For brands “looking for a quicker entry into a market, often tier 2/3 operators”, third party licensing was the most logical option even if it meant less control over “product/customization and potentially, a higher long-term cost structure”.

Spotlight Sports Group (SSG) is a media and affiliate group and data provider to betting operators and has developed a ‘betting technology ecosystem’ infographic that will be released shortly. 

While recent M&A news shows the goings on between companies that are well-versed in how the industry works, Harry von Behr, Managing Director (Sport) at SSG, says: “Executives who have been working in the space for some time take it in their stride, but it can be confusing and even frustrating for anyone wanting to launch a sportsbook; or even if they just want to alter their data or pricing feeds. Our ecosystem infographic creates discussion and provides an information resource for the sector, but we also recognise that it’s not the final word and are aware that it doesn’t represent the industry in its entirety.” 

U.S. ownership focus

What cannot be argued is that having a strong tech stack has always been important for online sportsbooks. However, the advent of the betting industry stateside, especially for the biggest brands such as BetMGM and DraftKings, has brought the issue of ownership and having all key bookmaking functions operating in-house into the sharpest focus.  

In fact, thinking back to a BetMGM investor presentation in April, senior management were very bullish on the group’s prospects; and, as recent figures have shown, with good reason. However, the only defensive comments from CEO Adam Greenblatt were around the nature of the Entain-MGM joint venture and how much control it had over its tech stack, risk management and trading capabilities. 

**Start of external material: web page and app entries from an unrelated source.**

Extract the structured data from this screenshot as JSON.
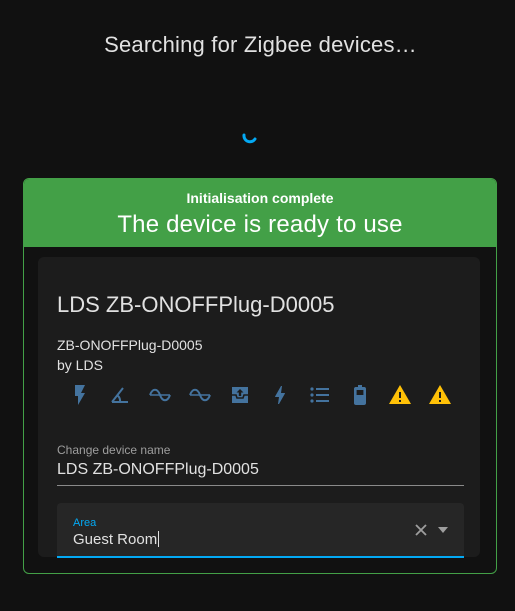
{
  "page": {
    "title": "Searching for Zigbee devices…"
  },
  "status": {
    "subtitle": "Initialisation complete",
    "headline": "The device is ready to use"
  },
  "device": {
    "name": "LDS ZB-ONOFFPlug-D0005",
    "model": "ZB-ONOFFPlug-D0005",
    "manufacturer": "by LDS"
  },
  "entity_icons": [
    "flash-icon",
    "angle-acute-icon",
    "sine-wave-icon",
    "sine-wave-icon",
    "home-import-icon",
    "lightning-bolt-icon",
    "format-list-bulleted-icon",
    "battery-icon",
    "alert-icon",
    "alert-icon"
  ],
  "name_field": {
    "label": "Change device name",
    "value": "LDS ZB-ONOFFPlug-D0005"
  },
  "area_field": {
    "label": "Area",
    "value": "Guest Room"
  },
  "colors": {
    "success": "#43a047",
    "accent": "#03a9f4",
    "icon": "#44739e",
    "warning": "#ffc107",
    "background": "#111111",
    "panel": "#1c1c1c"
  }
}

In comments that can now be viewed as highly prescient in light of recent events, he said: “We have trading and risk management teams in Jersey City and Las Vegas. Entain is viewed as being in-house, we have exclusive use of that stack, are the only ones to use it and don’t have to buy in or plug in any other technology or components to operate it.”